Buttons shaped like the actual objects they depict are variously known as ‘Goofies’ (especially in the USA), realistic or figural buttons. They existed, but not commonly, before the 1930s. Pre 1930s Examples included flowers, stars, acorns and shells.

They were very fashionable for ladies for a few years from 1936. Sometime between 1940 and the mid 1950s they morphed into something used for children’s clothing.

The influential designer, Elsa Schiaparelli (1890-1973), was largely responsible for the mania for realistic buttons during the late 1930s. According to Wikipedia she “was also renowned for her unusual buttons, which could resemble candlesticks, playing card emblems, ships, crowns, mirrors, and crickets or silver tambourines and silk-covered carrots and cauliflowers. Many of these fastenings were designed by Jean Clement¹, Roger Jean-Pierre² and Jean Schlumberger.”³ She was described as having “a flair for departing from the expected”, particularly in her trademark use of unusual buttons in wood and plastic. She was influenced by the surrealist art movement. Her couture house lasted from 1927-1954.

¹Jean Clement: He was graduate of the School of Fine Arts and also had a degree in chemistry. His enabled him in making plastics. He was a brilliant accessory designer.

²Roger Jean-Pierre: Jeweller designer. Worked for Schiaparelli between 1934-1939. He designed for many haute couturiers.

³Jean Schlumberger: 1907-1987. Jewellery designer, especially known for his work for Tiffany & Co, and a clientel of the rich and famous.

Another designer/ceramic artist who worked for her was Robert Bonnefille. See

The Age (Melbourne), 14th June 1941 page 15.

The Sydney Morning Herald, 6th May 1937 page 26.

Australian Women’s Weekly, 25th June 1938 page 5.

Chronicle (Adelaide), 17th October 1925 page 73. Novel star shaped buttons on a morning dress.

The Sydney Morning Herald, 7th July 1934 page 9. Brown arrow shaped buttons on a golfing outfit.

1935: “Amusing” bottle shaped buttons made by an Australian for Anthony Hordern’s.

The Labor Daily (Sydney) 15th September 1936 page 9. Heart shaped buttons adorn a sleeve.

1936: miniature carrots

The Sun (Sydney), 5th October 1936 page 12. ” … green bone dog buttons on the grey crepe de Chine blouse …” They were probably casein rather than bone.

The Sun (Sydney) 7th April 1937 page 26. White hat shaped buttons on a blue frock.

The Herald (Melbourne) 19th June 1937. Flower buttons on a blouse.

The Sun (Sydney), 2nd May 1937 “… four kelpie dog buttons, all of different colours, fastening (the) frock.”

News (Adelaide) 6th October 1937 page 9. Musical instruments forming a small orchestra on your blouse.

Truth (Brisbane), 5th September 1937 page 27.

Telescope buttons.
The Central Queensland Herald, 6th May 1937 p3.

Townsville Daily Bulletin (Qld), 16th December 1937 page 8. Detail from an advert for McKimmins & Richardson P/L, drapers and Funeral Directors (you couldn’t make it up!).

The Daily Telegraph (Brisbane), 12th October 1937 page 8.

News (Adelaide), 4th November 1937 page 12.

The Sun (Sydney), 12th May 1938.

Australian Women’s Weekly, 6th August 1938 page 6. P.S. Insects have 6 legs, but 3 body parts.

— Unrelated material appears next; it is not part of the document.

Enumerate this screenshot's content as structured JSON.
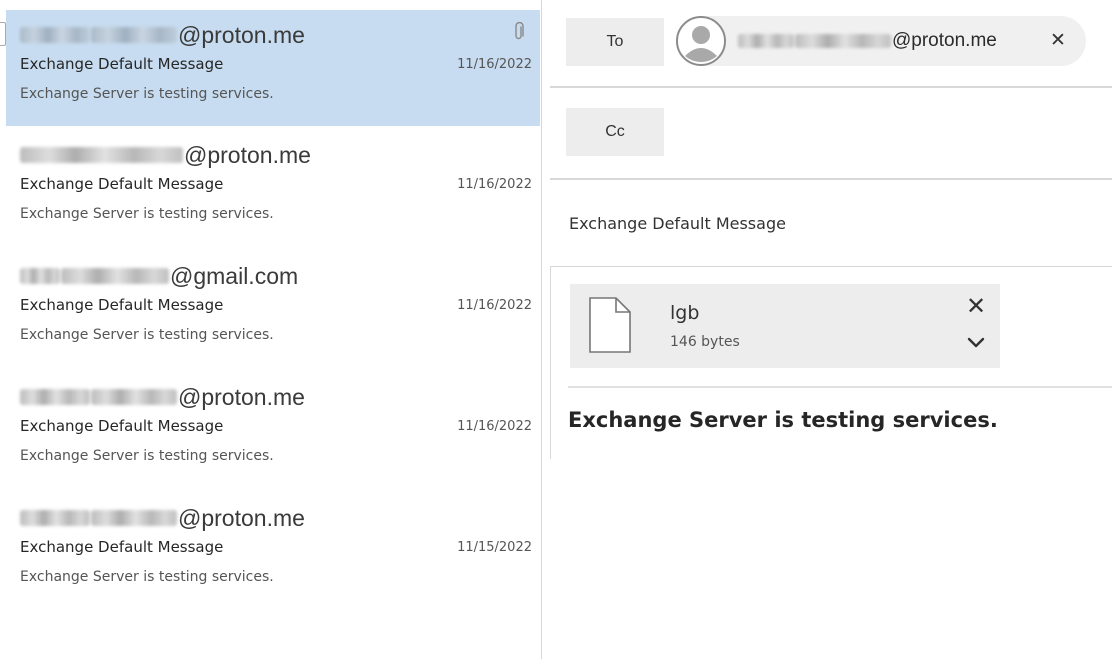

Arachnids have 8 legs and 2 body parts: these are an un-natural hybrid!

Herald (Melbourne), 10th November 1938.









1936: Two of the shrimp buttons on a tailored frock.

Examiner(Launceston), 2nd February 1938 page 10 supplement.



1937: a dress adorned with flower pot buttons for sale at Myers.

1939 set.


Why do we love Scotty dogs so much?

An article from a pet website has some information:

 An British artist who moved to America, Marguerite Kirmse, was very successful drawing animals,  dogs in particular, including Scotties, in the 1920s.

One early example in pop-culture were “Ric and Rac”, a Wire Fox terrier and his Scottish terrier buddy in the 1930s. They were carton characters created by Paul Abraham (professional name Pol Rab) that featured in a French newspaper. They were so popular that their images were used for brooches, housewares and ornaments. As scotch terrier/fox terrier style buttons date from the late 1930s, they may have been an inspiration.

The famous pet of Franklin Roosevelt, Fala (1940-1952), further cemented these iconic dogs into our consciousness.

From Wikipedia.

Advertising from (?American) magazines show more scotties. They date from 1937-1940, and were shared on Pintrest.

JHB released these under copyright for Paddington’s 40th anniversary in 1998.


Music & Dance.

School Days. The blackboard is a super cute brooch.


The complete set of “toys”.

Top row: plaster or similar.